= Beginning of Section =
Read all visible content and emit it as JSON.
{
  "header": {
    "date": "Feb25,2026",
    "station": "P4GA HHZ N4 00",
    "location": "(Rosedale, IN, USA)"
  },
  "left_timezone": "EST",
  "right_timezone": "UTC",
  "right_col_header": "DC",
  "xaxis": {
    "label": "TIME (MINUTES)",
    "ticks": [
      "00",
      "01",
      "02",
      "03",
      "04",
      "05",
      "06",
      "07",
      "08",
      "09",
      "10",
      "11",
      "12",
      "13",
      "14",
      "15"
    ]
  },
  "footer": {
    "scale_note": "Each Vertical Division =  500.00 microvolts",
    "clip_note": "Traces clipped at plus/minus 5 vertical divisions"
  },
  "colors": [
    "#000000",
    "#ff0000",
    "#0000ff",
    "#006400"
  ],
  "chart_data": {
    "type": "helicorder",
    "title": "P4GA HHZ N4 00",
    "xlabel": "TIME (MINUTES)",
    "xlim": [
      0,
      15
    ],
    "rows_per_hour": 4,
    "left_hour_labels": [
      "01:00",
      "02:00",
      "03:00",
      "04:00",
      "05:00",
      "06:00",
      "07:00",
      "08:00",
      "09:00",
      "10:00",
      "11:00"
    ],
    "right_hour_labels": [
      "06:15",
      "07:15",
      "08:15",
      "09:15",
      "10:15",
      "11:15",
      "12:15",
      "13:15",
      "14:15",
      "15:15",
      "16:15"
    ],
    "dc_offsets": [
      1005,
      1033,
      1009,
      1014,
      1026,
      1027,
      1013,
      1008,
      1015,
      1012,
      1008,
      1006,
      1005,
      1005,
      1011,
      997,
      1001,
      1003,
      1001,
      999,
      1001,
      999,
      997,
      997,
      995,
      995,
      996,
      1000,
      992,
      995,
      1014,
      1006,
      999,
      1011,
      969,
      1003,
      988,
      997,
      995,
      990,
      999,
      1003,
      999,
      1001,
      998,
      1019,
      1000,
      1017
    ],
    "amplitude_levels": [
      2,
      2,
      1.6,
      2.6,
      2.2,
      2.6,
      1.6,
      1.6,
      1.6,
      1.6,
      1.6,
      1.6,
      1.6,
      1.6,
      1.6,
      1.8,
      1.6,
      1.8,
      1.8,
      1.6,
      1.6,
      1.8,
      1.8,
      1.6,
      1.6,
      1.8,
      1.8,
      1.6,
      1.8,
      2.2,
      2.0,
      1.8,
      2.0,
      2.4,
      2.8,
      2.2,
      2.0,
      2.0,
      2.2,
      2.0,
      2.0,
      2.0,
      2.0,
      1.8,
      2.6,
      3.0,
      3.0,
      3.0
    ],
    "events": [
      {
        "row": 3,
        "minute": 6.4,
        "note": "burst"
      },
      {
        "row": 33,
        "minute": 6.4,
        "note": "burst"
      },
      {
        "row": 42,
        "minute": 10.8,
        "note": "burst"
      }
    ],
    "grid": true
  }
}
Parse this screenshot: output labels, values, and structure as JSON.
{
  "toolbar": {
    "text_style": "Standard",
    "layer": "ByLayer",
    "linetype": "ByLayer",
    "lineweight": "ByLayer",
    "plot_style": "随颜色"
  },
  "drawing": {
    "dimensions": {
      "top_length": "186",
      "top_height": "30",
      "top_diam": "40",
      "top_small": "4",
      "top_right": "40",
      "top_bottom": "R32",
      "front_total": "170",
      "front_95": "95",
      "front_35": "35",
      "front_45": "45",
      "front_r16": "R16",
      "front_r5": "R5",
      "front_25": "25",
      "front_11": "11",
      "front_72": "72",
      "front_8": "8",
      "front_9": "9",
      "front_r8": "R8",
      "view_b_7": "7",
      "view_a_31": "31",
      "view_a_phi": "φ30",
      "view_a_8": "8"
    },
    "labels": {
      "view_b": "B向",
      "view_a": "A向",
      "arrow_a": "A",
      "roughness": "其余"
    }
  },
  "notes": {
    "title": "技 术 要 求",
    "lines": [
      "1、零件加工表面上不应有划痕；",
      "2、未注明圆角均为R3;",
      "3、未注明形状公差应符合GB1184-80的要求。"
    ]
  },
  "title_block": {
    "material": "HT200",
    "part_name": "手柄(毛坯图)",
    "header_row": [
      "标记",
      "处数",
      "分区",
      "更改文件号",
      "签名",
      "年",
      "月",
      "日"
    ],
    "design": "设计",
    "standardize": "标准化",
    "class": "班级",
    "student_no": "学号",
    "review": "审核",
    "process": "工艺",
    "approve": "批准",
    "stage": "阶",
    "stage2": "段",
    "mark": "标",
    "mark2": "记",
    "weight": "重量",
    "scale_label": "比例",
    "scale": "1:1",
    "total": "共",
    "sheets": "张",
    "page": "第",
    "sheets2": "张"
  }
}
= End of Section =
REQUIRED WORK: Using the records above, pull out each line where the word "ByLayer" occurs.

OUTPUT BELOW:
    "layer": "ByLayer",
    "linetype": "ByLayer",
    "lineweight": "ByLayer",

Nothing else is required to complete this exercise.